Problem to solve: Only the pictures should be dropped; every line of the data must come back exactly as written.

Material provided:
════
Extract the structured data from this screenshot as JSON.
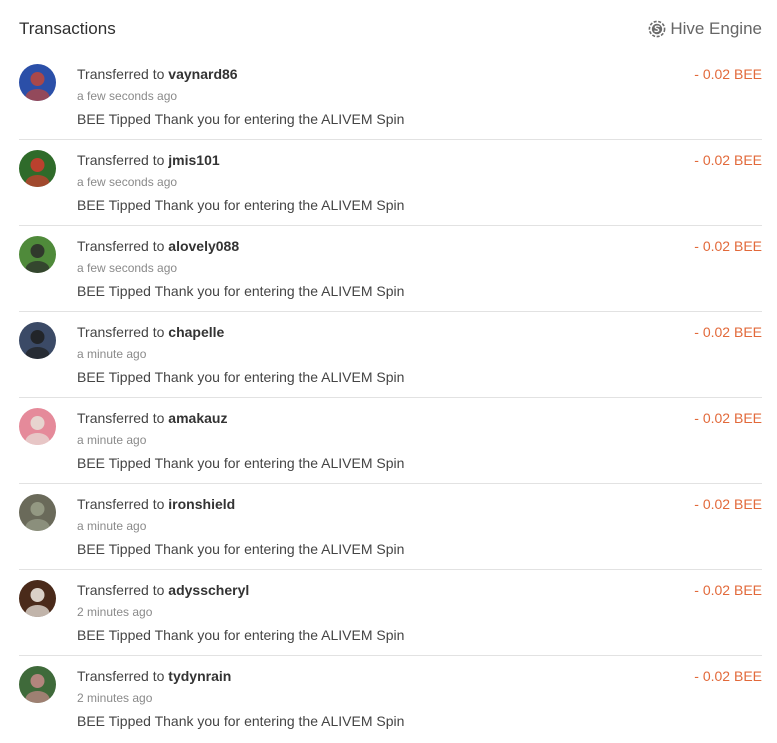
{
  "header": {
    "title": "Transactions",
    "source_label": "Hive Engine",
    "source_icon": "hive-engine-logo-icon"
  },
  "colors": {
    "amount": "#e2693a",
    "divider": "#e2e2e2"
  },
  "transactions": [
    {
      "prefix": "Transferred to",
      "user": "vaynard86",
      "time": "a few seconds ago",
      "memo": "BEE Tipped Thank you for entering the ALIVEM Spin",
      "amount": "- 0.02 BEE",
      "avatar_colors": [
        "#2b4fa8",
        "#c0473a"
      ]
    },
    {
      "prefix": "Transferred to",
      "user": "jmis101",
      "time": "a few seconds ago",
      "memo": "BEE Tipped Thank you for entering the ALIVEM Spin",
      "amount": "- 0.02 BEE",
      "avatar_colors": [
        "#2f6b2a",
        "#d23a2f"
      ]
    },
    {
      "prefix": "Transferred to",
      "user": "alovely088",
      "time": "a few seconds ago",
      "memo": "BEE Tipped Thank you for entering the ALIVEM Spin",
      "amount": "- 0.02 BEE",
      "avatar_colors": [
        "#4f8a3a",
        "#2a2a2a"
      ]
    },
    {
      "prefix": "Transferred to",
      "user": "chapelle",
      "time": "a minute ago",
      "memo": "BEE Tipped Thank you for entering the ALIVEM Spin",
      "amount": "- 0.02 BEE",
      "avatar_colors": [
        "#3b4a66",
        "#1f1f1f"
      ]
    },
    {
      "prefix": "Transferred to",
      "user": "amakauz",
      "time": "a minute ago",
      "memo": "BEE Tipped Thank you for entering the ALIVEM Spin",
      "amount": "- 0.02 BEE",
      "avatar_colors": [
        "#e58a9a",
        "#e8e0d8"
      ]
    },
    {
      "prefix": "Transferred to",
      "user": "ironshield",
      "time": "a minute ago",
      "memo": "BEE Tipped Thank you for entering the ALIVEM Spin",
      "amount": "- 0.02 BEE",
      "avatar_colors": [
        "#6a6a5a",
        "#9aa08a"
      ]
    },
    {
      "prefix": "Transferred to",
      "user": "adysscheryl",
      "time": "2 minutes ago",
      "memo": "BEE Tipped Thank you for entering the ALIVEM Spin",
      "amount": "- 0.02 BEE",
      "avatar_colors": [
        "#4a2a1a",
        "#f4efe8"
      ]
    },
    {
      "prefix": "Transferred to",
      "user": "tydynrain",
      "time": "2 minutes ago",
      "memo": "BEE Tipped Thank you for entering the ALIVEM Spin",
      "amount": "- 0.02 BEE",
      "avatar_colors": [
        "#3f6a3a",
        "#c88a8a"
      ]
    }
  ]
}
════
Solution to this problem:
Extract the structured data from this screenshot as JSON.
{
  "header": {
    "title": "Transactions",
    "source_label": "Hive Engine",
    "source_icon": "hive-engine-logo-icon"
  },
  "colors": {
    "amount": "#e2693a",
    "divider": "#e2e2e2"
  },
  "transactions": [
    {
      "prefix": "Transferred to",
      "user": "vaynard86",
      "time": "a few seconds ago",
      "memo": "BEE Tipped Thank you for entering the ALIVEM Spin",
      "amount": "- 0.02 BEE",
      "avatar_colors": [
        "#2b4fa8",
        "#c0473a"
      ]
    },
    {
      "prefix": "Transferred to",
      "user": "jmis101",
      "time": "a few seconds ago",
      "memo": "BEE Tipped Thank you for entering the ALIVEM Spin",
      "amount": "- 0.02 BEE",
      "avatar_colors": [
        "#2f6b2a",
        "#d23a2f"
      ]
    },
    {
      "prefix": "Transferred to",
      "user": "alovely088",
      "time": "a few seconds ago",
      "memo": "BEE Tipped Thank you for entering the ALIVEM Spin",
      "amount": "- 0.02 BEE",
      "avatar_colors": [
        "#4f8a3a",
        "#2a2a2a"
      ]
    },
    {
      "prefix": "Transferred to",
      "user": "chapelle",
      "time": "a minute ago",
      "memo": "BEE Tipped Thank you for entering the ALIVEM Spin",
      "amount": "- 0.02 BEE",
      "avatar_colors": [
        "#3b4a66",
        "#1f1f1f"
      ]
    },
    {
      "prefix": "Transferred to",
      "user": "amakauz",
      "time": "a minute ago",
      "memo": "BEE Tipped Thank you for entering the ALIVEM Spin",
      "amount": "- 0.02 BEE",
      "avatar_colors": [
        "#e58a9a",
        "#e8e0d8"
      ]
    },
    {
      "prefix": "Transferred to",
      "user": "ironshield",
      "time": "a minute ago",
      "memo": "BEE Tipped Thank you for entering the ALIVEM Spin",
      "amount": "- 0.02 BEE",
      "avatar_colors": [
        "#6a6a5a",
        "#9aa08a"
      ]
    },
    {
      "prefix": "Transferred to",
      "user": "adysscheryl",
      "time": "2 minutes ago",
      "memo": "BEE Tipped Thank you for entering the ALIVEM Spin",
      "amount": "- 0.02 BEE",
      "avatar_colors": [
        "#4a2a1a",
        "#f4efe8"
      ]
    },
    {
      "prefix": "Transferred to",
      "user": "tydynrain",
      "time": "2 minutes ago",
      "memo": "BEE Tipped Thank you for entering the ALIVEM Spin",
      "amount": "- 0.02 BEE",
      "avatar_colors": [
        "#3f6a3a",
        "#c88a8a"
      ]
    }
  ]
}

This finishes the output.